One thing their growth says is that Taylors and Co. is getting Customer Service right. In 2015 an Aspect Consumer Experience Survey said that, 76% of consumers viewed customer service as the truest test of how much a company values them, while 45% of customers couldn’t remember having a pleasant customer service experience.
So when you call Taylors and Co., with a question or concern, know this right now: they have real people answering the phones.
“Anytime a customer calls, they’re going to talk to someone. We don’t have a recording when you call. It’s important to maintain a connection with our clientele. That means answering questions and getting the information people want. These things matter to us.”
However, their success could also be attributed to their unique foundation, laid by motivated women. Walk into any firearm convention today and women are targeted as the quickest growing purchasing group. Every day, more and more women are purchasing firearms and getting involved in shooting sports. While women have not been strangers to the gun lifestyle, their presence is certainly growing.
“I’ve heard stories from Mom and my Grandmother, from the early days when they’d go to conventions and heard people wondering aloud What are they doing here? It was definitely a male dominated industry then, but it’s nice to see how times have changed. Of course you’ll always have some people who don’t take to the idea or those folks who are surprised by how much knowledge we (women) do have. But, these days, women are the biggest new demographic. It’s exciting to go out to the trade shows and industry events and see more females participating.
Taylors and Co. may not prescribe to popular feminism culture, but they do carry a certain amount of pride in being a female founded and headed organization.

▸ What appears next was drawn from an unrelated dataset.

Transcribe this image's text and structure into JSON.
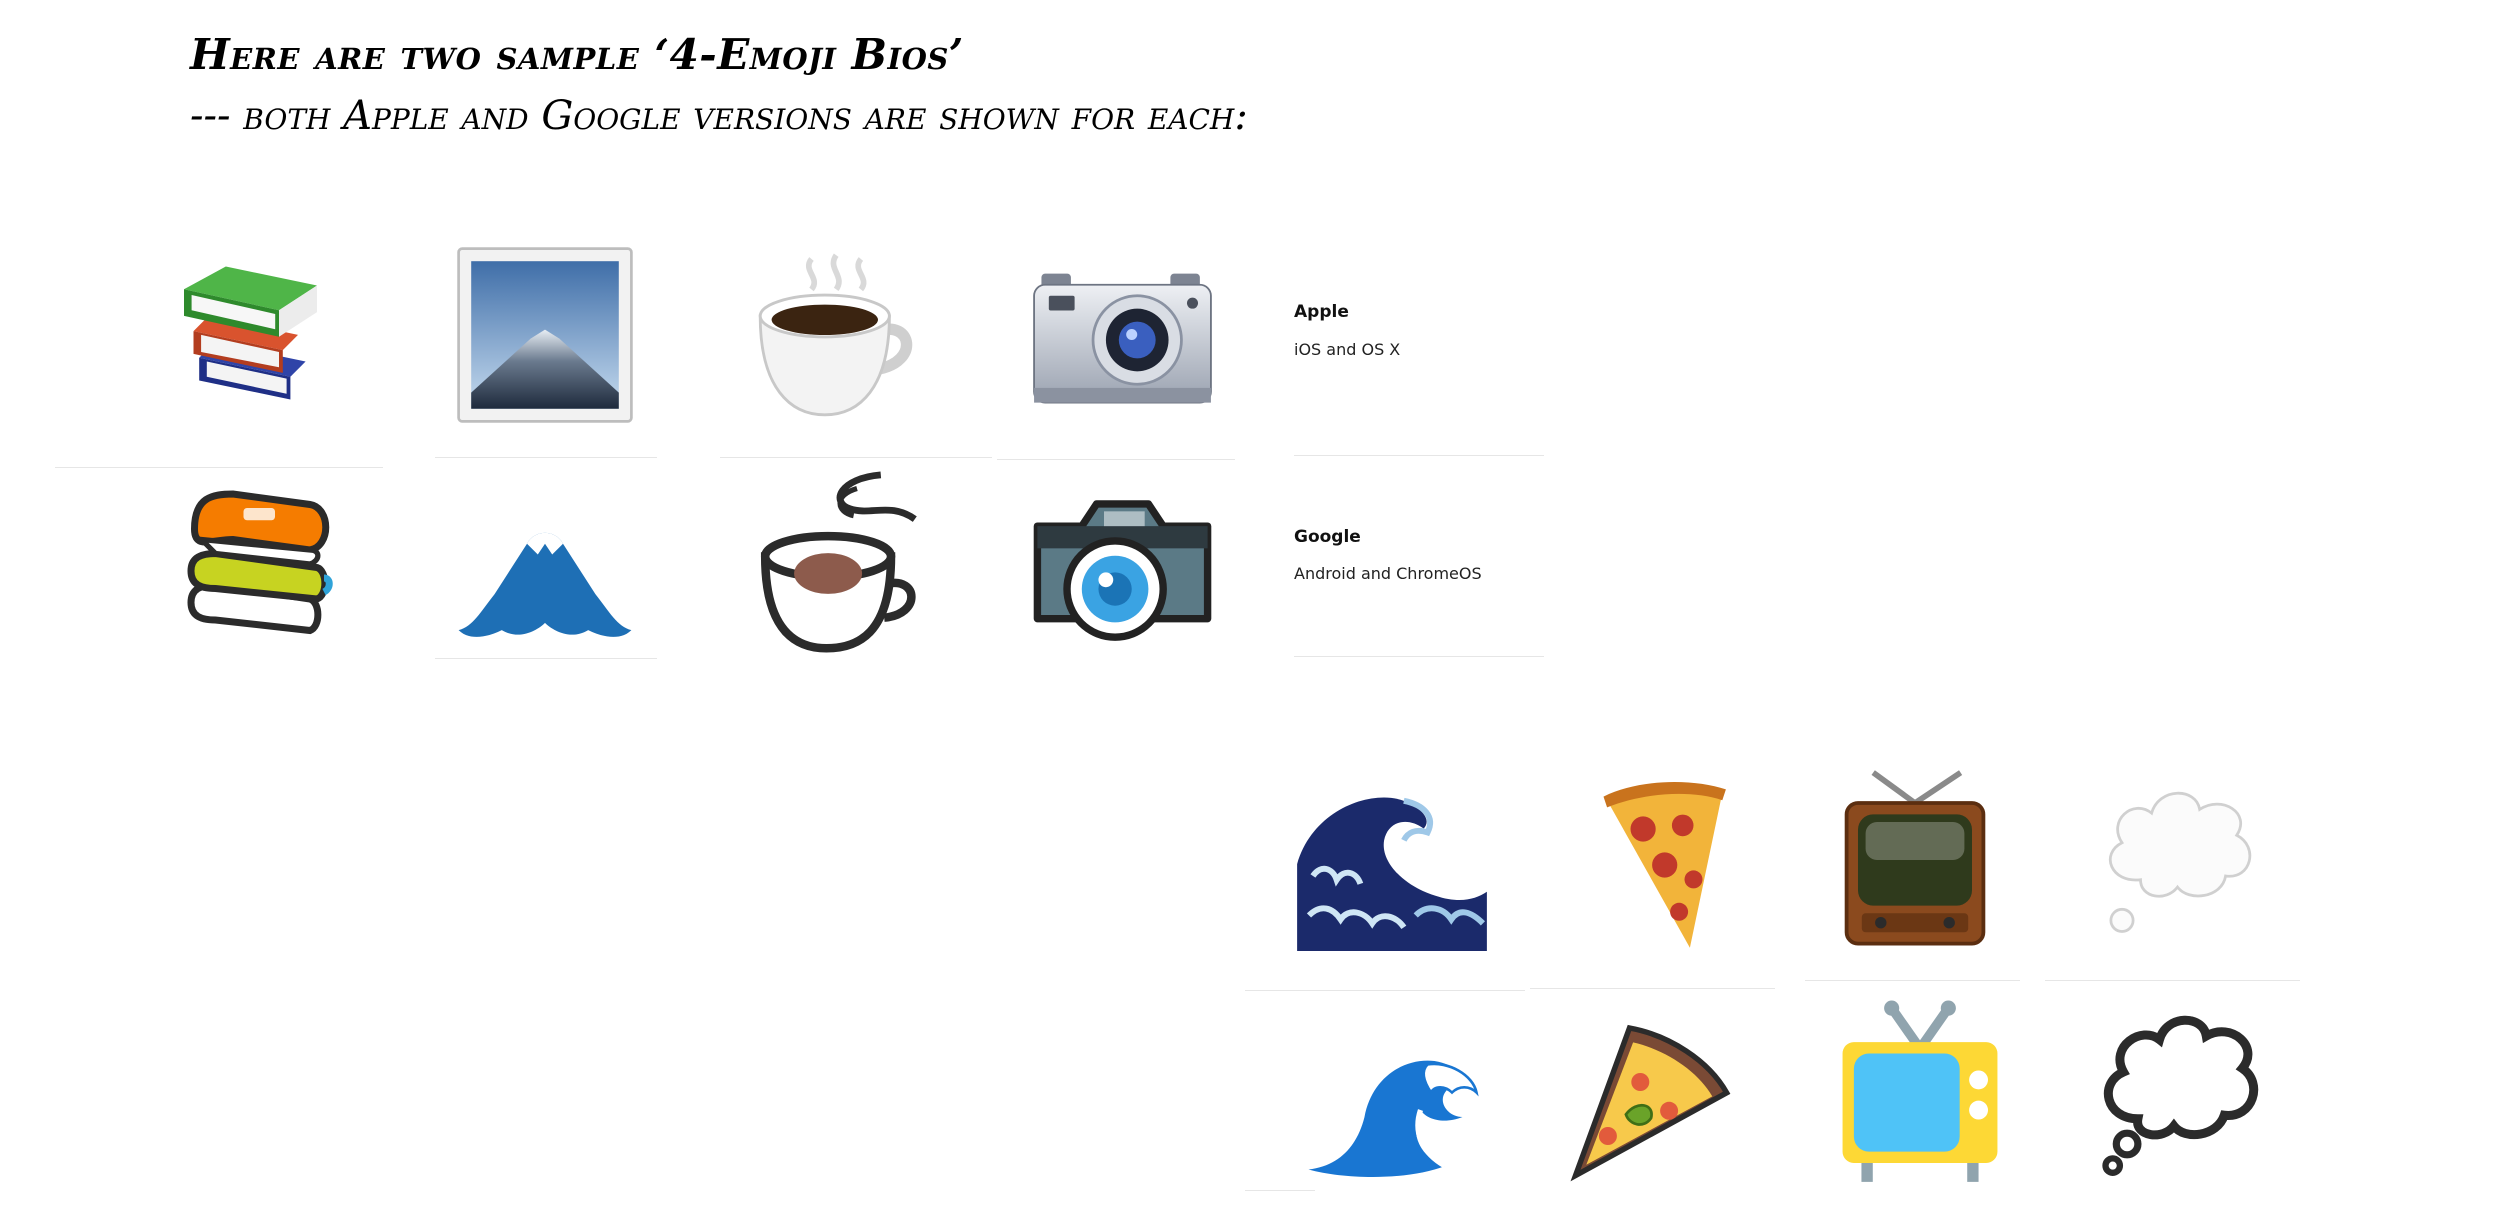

“Women in the industry are doing big things and running the companies and that’s something you didn’t see for a long time.” McDonald continues. “In the past few years, we’ve started marketing ourselves as a female owned and run business. There was a time when we were uncomfortable doing that. We didn’t want feminism to be the thing we sat on. Now, we actively share our story and how we started. It’s much more accepted in our industry and that is so refreshing!”
While they are grateful for their growth and the ability to be females at the forefront on their industry, they always return to one thing. Their primary focus: the customer, says McDonald. “We’re constantly thinking about how we can do better. Or how we can supply a superior line of products to our customers. Because it’s about being the best company we can possibly be. My Grandmother and Mom knew that when they started. And we’ll never forget how it all began!”